Adonijah – Name Meaning

Adonijah is a Hebrew name meaning “my Lord is Yahweh”. It is derived from the elements ‘adon’, meaning ‘lord’ and ‘yah’, which is a shortened form of the name of God in the Bible. The name Adonijah appears several times in the Old Testament, most notably as the fourth son of King David.

In the Bible, Adonijah was known for his ambition and pride. He attempted to take the throne from his father, King David, but was unsuccessful. He was eventually killed by Solomon, who succeeded David as king. Despite his ambition and pride, Adonijah was also known for his loyalty to his father and his willingness to accept Solomon as king.

The name Adonijah has been used throughout history as a given name for both boys and girls.
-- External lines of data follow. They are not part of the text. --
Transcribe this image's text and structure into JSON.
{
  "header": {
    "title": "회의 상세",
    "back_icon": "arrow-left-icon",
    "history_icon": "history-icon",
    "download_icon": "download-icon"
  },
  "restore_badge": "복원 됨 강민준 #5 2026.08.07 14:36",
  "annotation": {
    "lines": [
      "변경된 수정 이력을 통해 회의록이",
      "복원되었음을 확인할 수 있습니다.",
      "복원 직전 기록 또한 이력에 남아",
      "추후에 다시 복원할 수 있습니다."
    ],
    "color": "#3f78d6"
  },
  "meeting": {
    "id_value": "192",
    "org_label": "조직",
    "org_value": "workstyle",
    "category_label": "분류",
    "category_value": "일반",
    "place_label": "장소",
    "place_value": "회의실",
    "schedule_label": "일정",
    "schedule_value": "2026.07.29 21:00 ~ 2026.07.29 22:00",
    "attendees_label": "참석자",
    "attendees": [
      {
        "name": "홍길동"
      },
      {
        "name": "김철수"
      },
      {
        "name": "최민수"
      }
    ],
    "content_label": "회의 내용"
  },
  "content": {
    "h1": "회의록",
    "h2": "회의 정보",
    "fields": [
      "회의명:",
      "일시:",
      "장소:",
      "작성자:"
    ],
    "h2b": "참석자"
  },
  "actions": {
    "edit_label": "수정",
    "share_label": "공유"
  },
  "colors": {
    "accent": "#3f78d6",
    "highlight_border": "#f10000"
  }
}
In modern times, it is still used as a given name in some cultures, although it is not particularly common. It can also be found as a surname in some parts of the world.


The name Adonijah carries with it a sense of strength and power. It symbolizes loyalty and faithfulness to one’s family and friends. It also suggests an ambitious nature that may lead to success or failure depending on how it is used.

Adonijah also carries with it a sense of humility and acceptance of one’s place in life. This can be seen in its biblical roots where Adonijah accepted Solomon as king despite his own ambitions for the throne.


Adonijah is not a particularly popular name today. It does not appear on any list of top baby names in recent years. However, it does have some recognition among people who are familiar with its biblical roots.

Despite its lack of popularity today, Adonijah remains an interesting and meaningful name with strong symbolism behind it. For those looking for a unique name with deep roots in history, Adonijah could be an excellent choice.

By Ava Isabella Hartley

Ava Isabella Hartley is a renowned expert in the field of onomastics, the study of names and their meanings, with a particular focus on baby names. She holds a Master's degree in Linguistics from the University of Cambridge and has over 15 years of experience in the study of etymology, name trends, and cultural naming practices.

Leave a Reply

Your email address will not be published. Required fields are marked *